Chaplin’s portrayal of Verdoux is extraordinary, as he makes a man who marries and murders rich women so sympathetic. He floats around like a camp peacock lavishing compliments and flowers on his conquests.  But with his wheelchair bound first wife he is solemn and loving, it’s to provide for her that he does the killing.  It’s made clear in several scenes that he originally lost all his money in the great depression, and perhaps lost a little of his sanity too.  In the second half of the film he meets Martha Raye’s brash, vulgar widower who is considerably less polite and pliant than Verdoux’s other victims and is more than a match for him.

‘Monsieur Verdoux’ bombed when it was originally released, which may have been down to its dark tone, the controversial political sentiments of its final act or Chaplin’s growing persecution under the rise of McCarthyism.  Whatever the reason it was shear madness, as this is simply one of most ingenious films I’ve ever seen.  It remains to be seen if anything else in my Chaplin box set can rival it.  I think I might watch 1931’s ‘City Lights’ next.

March 5, 2012

The Gold Rush (1925 – DVD)

“The picture that I want to be remembered by”

This is part two of my Charlie Chaplin box set indulgence after his first feature ‘The Kid’. This is his third and perhaps most warmly regarded silent 1925’s ‘The Gold Rush’.  The Tramp or ‘The Little Fellow’ as Chaplin calls him in the narration, is a prospector in the bleak winter of the Klondike gold rush. It’s very much like ‘The Kid’ in tone with the same perfect blend of inventive visual gags and heartbreak. Only this time the gags are on a whole new daring level of sophistication.

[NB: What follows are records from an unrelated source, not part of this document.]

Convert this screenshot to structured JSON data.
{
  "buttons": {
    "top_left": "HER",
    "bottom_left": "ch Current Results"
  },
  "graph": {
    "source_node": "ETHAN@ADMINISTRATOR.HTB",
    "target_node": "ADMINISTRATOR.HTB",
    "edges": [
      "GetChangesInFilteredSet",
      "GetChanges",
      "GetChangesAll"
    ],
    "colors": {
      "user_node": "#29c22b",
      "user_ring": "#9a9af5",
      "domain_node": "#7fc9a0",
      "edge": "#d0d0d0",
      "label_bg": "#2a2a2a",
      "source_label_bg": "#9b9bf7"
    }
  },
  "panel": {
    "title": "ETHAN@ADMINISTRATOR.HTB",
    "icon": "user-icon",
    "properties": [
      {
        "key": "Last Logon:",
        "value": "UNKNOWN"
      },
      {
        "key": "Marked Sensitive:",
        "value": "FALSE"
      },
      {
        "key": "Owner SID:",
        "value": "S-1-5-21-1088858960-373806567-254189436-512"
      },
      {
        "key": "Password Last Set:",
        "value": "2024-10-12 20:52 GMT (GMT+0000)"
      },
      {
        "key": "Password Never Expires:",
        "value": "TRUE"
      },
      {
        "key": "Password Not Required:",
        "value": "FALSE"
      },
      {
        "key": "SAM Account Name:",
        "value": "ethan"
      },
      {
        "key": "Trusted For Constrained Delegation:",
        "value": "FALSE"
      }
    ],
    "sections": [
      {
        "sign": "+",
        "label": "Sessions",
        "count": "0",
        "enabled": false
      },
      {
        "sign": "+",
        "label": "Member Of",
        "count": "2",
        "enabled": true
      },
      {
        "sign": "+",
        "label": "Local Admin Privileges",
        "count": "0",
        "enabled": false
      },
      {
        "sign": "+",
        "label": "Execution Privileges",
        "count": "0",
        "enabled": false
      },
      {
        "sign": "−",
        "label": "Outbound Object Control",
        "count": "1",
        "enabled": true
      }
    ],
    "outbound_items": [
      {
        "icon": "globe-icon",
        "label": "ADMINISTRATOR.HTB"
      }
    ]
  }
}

The amount of humour he squeezes into one three walled shack is astounding. The setup where the hungry character cooks and eats his boiled boots as if he were a gourmet is rightly famous. What I wasn’t expecting was how powerful the romantic plot still is. The bit where The Little Fellow has saved all his money for a New Years dinner with the sophisticated Girl he has worshipped from afar, only for her to stand him up is heartbreaking. Especially when Chaplin has a close up of him looking mournfully out of his door into the cold darkness and hearing the faint sound of ‘Auld Lang Syne’ from the rest of the happy townsfolk… it almost had me blubbing.

Next I’m gonna skip forward a few films and try one of Chaplin’s later talkies.

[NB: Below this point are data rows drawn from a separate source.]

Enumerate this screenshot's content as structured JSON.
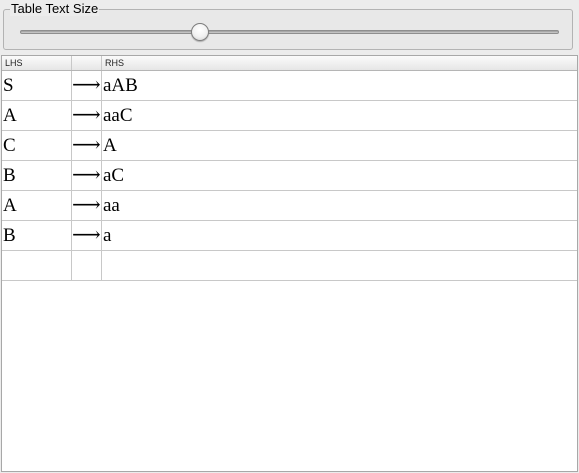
{
  "group": {
    "title": "Table Text Size"
  },
  "slider": {
    "value_fraction": 0.334
  },
  "table": {
    "headers": [
      "LHS",
      "",
      "RHS"
    ],
    "rows": [
      {
        "lhs": "S",
        "arrow": "⟶",
        "rhs": "aAB"
      },
      {
        "lhs": "A",
        "arrow": "⟶",
        "rhs": "aaC"
      },
      {
        "lhs": "C",
        "arrow": "⟶",
        "rhs": "A"
      },
      {
        "lhs": "B",
        "arrow": "⟶",
        "rhs": "aC"
      },
      {
        "lhs": "A",
        "arrow": "⟶",
        "rhs": "aa"
      },
      {
        "lhs": "B",
        "arrow": "⟶",
        "rhs": "a"
      },
      {
        "lhs": "",
        "arrow": "",
        "rhs": ""
      }
    ]
  }
}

February 26, 2012

The Kid (1921 – DVD)

“A picture with a smile and perhaps a tear”

After watching The Artist, I’ve decided to make an effort to see more silent films.  So why not start with the master himself Charlie Chaplin. Fortunately the fine team at Park Circus have just released a gorgeous 12 Disc DVD boxset comprising restored presentations of all of Chaplin’s greatest long-films, a selection of shorts, a 25 minute making-of for every movie and a treasure trove of other assorted extras.

I’ve only seen a few silent films and I’ve usually found the bizarre, mannered and melodramatic acting a big turn off.  However one that I saw on telly when I was young was Chaplin’s first long-form movie 1921’s ‘The Kid’ which I remember fondly.  So I couldn’t resist slipping it into my PS3 first before exploring the less familiar parts of the box set (No doubt more posts to follow).

It was a deeply personal film intertwined with Chaplin’s own life. He was suffering a creative block when two things seem to of inspired him to make ‘The Kid’, one was the death of his first child at just 3 days old and the other was seeing a captivating Musichall performance by the 4-year-old Jackie Coogan.  Of course coming from Musichall himself he cast Jackie in the title role of the abandoned kid and his own loveable tramp character as the surrogate father.  What was intended as another short feature became so precious to Chaplin that he expanded it to an hour and went on to shoot 53 hours of footage in a quest for perfection that lasted a whole year.  Knowing that Chaplin was separated from his own mother at seven and placed in a workhouse, gives added power to the scenes where the tramp fights off officials trying to take the kid.

There is only a very small amount of dated acting in evidence here and Chaplin’s tragic-comic performance is wonderful.  But it’s young Coogan’s naturalistic turn as the sweet mischievous kid that breaks your heart and in fact hasn’t aged a day.